### [Available records]
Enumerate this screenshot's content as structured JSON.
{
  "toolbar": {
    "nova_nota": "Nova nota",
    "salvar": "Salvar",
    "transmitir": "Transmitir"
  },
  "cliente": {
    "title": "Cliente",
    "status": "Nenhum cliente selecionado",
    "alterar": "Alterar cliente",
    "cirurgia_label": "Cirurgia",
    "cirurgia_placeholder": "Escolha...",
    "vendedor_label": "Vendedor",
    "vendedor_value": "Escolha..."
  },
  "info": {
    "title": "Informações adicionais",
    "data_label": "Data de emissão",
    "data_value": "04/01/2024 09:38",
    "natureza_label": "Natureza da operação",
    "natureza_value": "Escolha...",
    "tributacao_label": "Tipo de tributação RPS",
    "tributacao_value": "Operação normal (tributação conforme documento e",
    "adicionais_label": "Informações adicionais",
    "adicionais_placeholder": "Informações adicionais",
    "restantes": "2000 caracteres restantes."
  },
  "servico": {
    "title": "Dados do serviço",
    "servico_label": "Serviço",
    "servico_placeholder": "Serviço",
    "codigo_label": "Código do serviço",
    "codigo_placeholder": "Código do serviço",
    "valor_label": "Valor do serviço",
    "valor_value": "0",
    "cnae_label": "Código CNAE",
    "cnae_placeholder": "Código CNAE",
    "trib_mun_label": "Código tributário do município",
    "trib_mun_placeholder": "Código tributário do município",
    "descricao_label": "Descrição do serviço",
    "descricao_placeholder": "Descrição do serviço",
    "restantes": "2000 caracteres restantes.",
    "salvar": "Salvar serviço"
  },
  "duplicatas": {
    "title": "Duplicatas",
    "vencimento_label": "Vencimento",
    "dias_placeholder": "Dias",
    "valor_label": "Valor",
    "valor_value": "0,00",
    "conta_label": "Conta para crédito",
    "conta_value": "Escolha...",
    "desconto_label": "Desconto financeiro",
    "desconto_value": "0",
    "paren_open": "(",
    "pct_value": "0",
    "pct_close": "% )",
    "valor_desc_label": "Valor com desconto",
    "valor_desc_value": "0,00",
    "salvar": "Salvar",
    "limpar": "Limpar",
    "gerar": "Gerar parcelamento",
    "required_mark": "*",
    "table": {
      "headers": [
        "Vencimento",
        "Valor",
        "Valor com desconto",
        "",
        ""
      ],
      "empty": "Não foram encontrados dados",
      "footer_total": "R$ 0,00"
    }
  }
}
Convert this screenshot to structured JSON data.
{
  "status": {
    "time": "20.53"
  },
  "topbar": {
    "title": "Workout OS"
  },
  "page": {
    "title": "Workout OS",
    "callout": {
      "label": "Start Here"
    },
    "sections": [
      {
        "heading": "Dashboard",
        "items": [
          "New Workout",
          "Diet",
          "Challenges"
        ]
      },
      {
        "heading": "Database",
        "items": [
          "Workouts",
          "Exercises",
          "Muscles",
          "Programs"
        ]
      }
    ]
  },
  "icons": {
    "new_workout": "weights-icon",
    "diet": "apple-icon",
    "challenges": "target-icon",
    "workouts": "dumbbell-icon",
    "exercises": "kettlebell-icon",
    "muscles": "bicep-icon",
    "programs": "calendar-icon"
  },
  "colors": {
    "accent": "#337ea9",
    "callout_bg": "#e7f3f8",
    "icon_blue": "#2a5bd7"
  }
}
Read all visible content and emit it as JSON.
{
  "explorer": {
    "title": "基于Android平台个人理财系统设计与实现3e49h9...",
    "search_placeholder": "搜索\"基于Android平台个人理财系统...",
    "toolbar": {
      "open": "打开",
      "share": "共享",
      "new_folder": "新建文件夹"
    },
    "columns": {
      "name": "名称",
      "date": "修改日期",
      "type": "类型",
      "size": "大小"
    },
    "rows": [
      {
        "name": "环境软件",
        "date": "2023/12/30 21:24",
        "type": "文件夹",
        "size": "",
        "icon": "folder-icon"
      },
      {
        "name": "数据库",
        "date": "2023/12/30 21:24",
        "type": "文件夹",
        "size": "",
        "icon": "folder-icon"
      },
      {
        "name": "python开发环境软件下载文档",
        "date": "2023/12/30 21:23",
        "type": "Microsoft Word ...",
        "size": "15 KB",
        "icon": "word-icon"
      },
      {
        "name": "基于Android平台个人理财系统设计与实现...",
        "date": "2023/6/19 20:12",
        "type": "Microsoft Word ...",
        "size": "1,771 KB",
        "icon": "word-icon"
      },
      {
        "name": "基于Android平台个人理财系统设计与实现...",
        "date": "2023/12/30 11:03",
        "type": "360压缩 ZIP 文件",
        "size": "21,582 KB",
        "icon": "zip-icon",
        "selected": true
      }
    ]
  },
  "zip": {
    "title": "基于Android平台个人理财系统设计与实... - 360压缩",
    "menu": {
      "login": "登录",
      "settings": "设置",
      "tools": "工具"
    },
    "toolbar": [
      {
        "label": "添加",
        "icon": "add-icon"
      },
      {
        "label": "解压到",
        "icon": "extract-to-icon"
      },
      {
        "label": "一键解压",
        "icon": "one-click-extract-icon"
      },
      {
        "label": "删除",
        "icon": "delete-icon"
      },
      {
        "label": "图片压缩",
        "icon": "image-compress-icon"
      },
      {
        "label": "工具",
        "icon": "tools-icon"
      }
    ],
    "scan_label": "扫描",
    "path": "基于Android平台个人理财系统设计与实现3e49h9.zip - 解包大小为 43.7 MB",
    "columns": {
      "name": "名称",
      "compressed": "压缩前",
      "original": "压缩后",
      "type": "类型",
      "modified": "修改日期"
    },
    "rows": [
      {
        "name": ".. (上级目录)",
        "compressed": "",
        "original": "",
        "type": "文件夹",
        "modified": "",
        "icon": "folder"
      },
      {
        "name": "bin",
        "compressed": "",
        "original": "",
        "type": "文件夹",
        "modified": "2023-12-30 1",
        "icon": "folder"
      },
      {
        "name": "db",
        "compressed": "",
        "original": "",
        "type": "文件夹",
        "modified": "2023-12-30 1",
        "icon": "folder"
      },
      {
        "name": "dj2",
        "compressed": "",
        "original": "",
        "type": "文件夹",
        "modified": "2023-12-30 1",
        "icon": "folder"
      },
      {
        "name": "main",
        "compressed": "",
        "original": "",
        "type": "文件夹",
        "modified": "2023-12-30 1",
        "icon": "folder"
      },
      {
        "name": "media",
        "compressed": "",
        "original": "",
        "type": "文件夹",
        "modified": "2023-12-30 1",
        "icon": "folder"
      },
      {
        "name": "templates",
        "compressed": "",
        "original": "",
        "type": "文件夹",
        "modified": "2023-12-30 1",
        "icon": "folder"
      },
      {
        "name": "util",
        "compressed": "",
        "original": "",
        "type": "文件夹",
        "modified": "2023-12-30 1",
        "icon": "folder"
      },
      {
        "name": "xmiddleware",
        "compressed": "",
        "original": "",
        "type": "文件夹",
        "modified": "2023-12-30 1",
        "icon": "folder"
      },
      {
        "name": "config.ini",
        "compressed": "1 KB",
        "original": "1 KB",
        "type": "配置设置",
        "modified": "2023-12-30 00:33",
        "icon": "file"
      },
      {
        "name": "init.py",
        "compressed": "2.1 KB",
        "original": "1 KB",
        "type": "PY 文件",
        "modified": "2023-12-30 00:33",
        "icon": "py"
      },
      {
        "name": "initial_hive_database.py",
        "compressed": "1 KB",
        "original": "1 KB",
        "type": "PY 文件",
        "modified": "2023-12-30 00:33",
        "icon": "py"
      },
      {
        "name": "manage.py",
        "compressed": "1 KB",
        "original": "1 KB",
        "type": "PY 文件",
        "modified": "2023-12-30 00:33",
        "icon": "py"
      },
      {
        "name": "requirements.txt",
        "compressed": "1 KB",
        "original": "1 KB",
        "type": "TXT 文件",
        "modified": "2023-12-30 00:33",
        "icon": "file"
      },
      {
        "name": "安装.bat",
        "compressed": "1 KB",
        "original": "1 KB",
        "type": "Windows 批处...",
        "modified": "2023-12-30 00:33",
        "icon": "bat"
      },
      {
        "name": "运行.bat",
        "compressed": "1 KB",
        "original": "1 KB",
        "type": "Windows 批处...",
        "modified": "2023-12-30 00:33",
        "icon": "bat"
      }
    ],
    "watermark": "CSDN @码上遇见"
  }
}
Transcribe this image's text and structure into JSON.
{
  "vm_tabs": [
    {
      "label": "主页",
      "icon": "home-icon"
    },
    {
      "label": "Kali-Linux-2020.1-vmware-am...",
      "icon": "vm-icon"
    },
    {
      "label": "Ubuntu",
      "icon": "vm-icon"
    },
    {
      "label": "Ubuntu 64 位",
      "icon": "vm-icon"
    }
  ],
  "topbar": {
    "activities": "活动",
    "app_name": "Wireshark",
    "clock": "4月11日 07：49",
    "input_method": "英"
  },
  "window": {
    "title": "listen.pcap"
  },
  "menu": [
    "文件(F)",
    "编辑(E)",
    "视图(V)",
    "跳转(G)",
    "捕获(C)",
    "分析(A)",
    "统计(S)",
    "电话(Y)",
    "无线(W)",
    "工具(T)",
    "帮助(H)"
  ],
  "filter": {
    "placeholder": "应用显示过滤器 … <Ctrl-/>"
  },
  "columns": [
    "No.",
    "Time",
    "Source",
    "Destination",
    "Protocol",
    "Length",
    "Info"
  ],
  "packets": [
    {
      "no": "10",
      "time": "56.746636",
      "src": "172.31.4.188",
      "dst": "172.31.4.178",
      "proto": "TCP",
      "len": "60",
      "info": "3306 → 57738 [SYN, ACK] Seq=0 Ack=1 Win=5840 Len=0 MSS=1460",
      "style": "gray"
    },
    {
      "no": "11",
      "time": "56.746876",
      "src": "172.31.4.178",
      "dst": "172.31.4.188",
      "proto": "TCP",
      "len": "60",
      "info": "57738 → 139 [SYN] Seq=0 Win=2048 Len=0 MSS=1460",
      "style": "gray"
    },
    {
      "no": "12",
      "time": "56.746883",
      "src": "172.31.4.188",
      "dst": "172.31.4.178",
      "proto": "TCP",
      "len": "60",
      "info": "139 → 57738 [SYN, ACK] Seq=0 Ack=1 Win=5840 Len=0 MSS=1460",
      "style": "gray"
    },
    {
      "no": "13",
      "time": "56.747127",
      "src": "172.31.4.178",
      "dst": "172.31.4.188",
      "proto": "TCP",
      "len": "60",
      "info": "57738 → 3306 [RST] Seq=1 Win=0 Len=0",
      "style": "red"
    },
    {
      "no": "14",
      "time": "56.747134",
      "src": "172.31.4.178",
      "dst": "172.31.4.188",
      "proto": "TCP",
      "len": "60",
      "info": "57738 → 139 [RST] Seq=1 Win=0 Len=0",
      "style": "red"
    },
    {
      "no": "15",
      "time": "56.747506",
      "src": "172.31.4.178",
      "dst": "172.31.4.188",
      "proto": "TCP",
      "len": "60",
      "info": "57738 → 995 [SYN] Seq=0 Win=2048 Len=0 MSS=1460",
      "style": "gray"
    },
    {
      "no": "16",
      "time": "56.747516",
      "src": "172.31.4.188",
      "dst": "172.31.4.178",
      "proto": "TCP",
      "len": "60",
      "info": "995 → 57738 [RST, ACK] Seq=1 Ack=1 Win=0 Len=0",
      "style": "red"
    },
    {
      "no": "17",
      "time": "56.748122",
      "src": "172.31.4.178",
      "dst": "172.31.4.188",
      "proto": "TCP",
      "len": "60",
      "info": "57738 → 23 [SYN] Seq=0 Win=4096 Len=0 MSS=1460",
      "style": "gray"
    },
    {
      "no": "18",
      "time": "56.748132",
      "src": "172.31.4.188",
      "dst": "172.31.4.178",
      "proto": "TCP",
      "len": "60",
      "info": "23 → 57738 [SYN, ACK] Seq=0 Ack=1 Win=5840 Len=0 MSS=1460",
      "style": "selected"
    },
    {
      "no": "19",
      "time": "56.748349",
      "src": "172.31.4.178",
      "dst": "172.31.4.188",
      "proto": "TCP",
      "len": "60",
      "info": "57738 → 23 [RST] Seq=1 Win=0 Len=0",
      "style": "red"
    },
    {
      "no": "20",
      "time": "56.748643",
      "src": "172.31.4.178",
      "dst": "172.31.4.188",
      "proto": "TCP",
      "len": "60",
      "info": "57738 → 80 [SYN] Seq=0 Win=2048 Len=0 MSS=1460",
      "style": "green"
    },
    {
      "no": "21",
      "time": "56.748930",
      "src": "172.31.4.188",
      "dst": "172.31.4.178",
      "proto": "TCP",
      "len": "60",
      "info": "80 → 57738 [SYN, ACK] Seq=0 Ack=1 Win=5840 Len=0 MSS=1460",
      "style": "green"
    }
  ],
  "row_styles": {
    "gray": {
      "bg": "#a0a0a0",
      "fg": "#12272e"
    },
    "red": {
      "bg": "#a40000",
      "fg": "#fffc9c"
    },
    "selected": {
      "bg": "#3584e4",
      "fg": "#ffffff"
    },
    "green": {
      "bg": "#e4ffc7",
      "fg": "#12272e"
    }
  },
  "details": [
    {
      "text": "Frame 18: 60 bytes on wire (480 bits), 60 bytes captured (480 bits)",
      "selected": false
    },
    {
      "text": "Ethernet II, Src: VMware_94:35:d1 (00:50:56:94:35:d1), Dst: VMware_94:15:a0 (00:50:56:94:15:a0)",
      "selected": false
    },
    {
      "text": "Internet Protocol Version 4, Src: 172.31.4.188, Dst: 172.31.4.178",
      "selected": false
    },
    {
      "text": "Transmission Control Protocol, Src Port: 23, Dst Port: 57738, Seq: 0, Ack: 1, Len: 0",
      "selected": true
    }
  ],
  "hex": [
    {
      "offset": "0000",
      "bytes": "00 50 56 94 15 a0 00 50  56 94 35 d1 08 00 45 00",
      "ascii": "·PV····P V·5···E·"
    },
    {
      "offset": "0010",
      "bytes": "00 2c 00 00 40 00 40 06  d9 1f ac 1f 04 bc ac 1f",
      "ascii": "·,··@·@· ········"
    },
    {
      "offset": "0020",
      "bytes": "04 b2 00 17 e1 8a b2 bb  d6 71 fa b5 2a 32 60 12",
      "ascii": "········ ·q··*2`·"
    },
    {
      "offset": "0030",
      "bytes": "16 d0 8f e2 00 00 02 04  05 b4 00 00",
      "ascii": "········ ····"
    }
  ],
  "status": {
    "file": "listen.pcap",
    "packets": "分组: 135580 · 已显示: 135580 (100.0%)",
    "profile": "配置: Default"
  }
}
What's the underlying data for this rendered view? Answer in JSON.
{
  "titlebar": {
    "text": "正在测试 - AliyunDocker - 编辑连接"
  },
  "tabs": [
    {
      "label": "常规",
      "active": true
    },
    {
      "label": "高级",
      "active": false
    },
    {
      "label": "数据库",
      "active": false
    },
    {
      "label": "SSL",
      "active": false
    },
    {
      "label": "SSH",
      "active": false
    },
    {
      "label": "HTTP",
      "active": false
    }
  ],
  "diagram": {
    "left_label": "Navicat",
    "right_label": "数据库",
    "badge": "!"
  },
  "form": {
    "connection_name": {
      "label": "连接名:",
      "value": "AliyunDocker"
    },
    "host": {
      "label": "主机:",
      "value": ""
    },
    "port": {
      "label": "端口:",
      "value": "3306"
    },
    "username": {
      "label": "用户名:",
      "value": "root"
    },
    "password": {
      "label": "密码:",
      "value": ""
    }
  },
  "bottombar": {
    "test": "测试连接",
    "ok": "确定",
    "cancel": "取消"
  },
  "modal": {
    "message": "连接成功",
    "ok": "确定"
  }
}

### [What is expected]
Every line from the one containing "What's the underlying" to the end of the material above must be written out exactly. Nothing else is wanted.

### [Solution to this exercise]
What's the underlying data for this rendered view? Answer in JSON.
{
  "titlebar": {
    "text": "正在测试 - AliyunDocker - 编辑连接"
  },
  "tabs": [
    {
      "label": "常规",
      "active": true
    },
    {
      "label": "高级",
      "active": false
    },
    {
      "label": "数据库",
      "active": false
    },
    {
      "label": "SSL",
      "active": false
    },
    {
      "label": "SSH",
      "active": false
    },
    {
      "label": "HTTP",
      "active": false
    }
  ],
  "diagram": {
    "left_label": "Navicat",
    "right_label": "数据库",
    "badge": "!"
  },
  "form": {
    "connection_name": {
      "label": "连接名:",
      "value": "AliyunDocker"
    },
    "host": {
      "label": "主机:",
      "value": ""
    },
    "port": {
      "label": "端口:",
      "value": "3306"
    },
    "username": {
      "label": "用户名:",
      "value": "root"
    },
    "password": {
      "label": "密码:",
      "value": ""
    }
  },
  "bottombar": {
    "test": "测试连接",
    "ok": "确定",
    "cancel": "取消"
  },
  "modal": {
    "message": "连接成功",
    "ok": "确定"
  }
}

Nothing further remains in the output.